Report how many lines below contain the word "folder". Give only the number.
(Beginning of Task data)
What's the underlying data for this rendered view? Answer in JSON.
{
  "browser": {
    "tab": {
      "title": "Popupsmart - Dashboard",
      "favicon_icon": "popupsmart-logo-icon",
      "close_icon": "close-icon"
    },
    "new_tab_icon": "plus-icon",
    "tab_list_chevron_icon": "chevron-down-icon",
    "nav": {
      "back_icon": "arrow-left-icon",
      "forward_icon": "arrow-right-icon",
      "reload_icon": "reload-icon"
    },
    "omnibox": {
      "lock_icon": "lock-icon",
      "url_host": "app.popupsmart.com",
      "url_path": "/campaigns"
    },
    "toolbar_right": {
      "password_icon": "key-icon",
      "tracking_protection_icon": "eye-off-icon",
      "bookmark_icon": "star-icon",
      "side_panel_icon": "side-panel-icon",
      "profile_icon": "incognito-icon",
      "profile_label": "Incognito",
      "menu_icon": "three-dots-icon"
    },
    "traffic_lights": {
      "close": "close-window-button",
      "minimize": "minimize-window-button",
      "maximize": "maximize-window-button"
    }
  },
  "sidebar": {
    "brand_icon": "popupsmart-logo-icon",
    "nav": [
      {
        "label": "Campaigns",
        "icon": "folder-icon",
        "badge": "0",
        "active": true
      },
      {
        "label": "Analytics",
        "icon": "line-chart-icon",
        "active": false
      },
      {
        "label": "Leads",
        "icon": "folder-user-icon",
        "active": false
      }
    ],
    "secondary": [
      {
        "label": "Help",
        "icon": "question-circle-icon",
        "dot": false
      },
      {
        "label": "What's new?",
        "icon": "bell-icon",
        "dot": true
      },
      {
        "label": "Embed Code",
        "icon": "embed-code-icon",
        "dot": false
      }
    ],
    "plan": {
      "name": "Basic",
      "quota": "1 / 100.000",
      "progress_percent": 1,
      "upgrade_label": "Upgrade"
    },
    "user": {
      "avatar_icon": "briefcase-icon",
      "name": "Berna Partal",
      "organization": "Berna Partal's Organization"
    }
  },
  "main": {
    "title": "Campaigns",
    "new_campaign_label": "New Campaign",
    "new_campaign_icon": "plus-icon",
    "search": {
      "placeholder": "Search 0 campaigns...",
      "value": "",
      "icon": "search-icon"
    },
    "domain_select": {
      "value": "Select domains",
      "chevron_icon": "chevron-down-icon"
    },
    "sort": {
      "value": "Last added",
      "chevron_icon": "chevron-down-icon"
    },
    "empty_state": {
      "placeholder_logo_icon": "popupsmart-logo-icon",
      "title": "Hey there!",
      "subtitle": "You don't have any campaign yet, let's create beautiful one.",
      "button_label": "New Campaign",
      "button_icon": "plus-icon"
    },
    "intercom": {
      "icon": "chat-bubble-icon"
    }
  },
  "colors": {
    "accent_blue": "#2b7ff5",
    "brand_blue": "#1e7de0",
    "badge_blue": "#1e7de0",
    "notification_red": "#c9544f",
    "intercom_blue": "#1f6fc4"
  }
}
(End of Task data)
▶ [Answer to this task]
2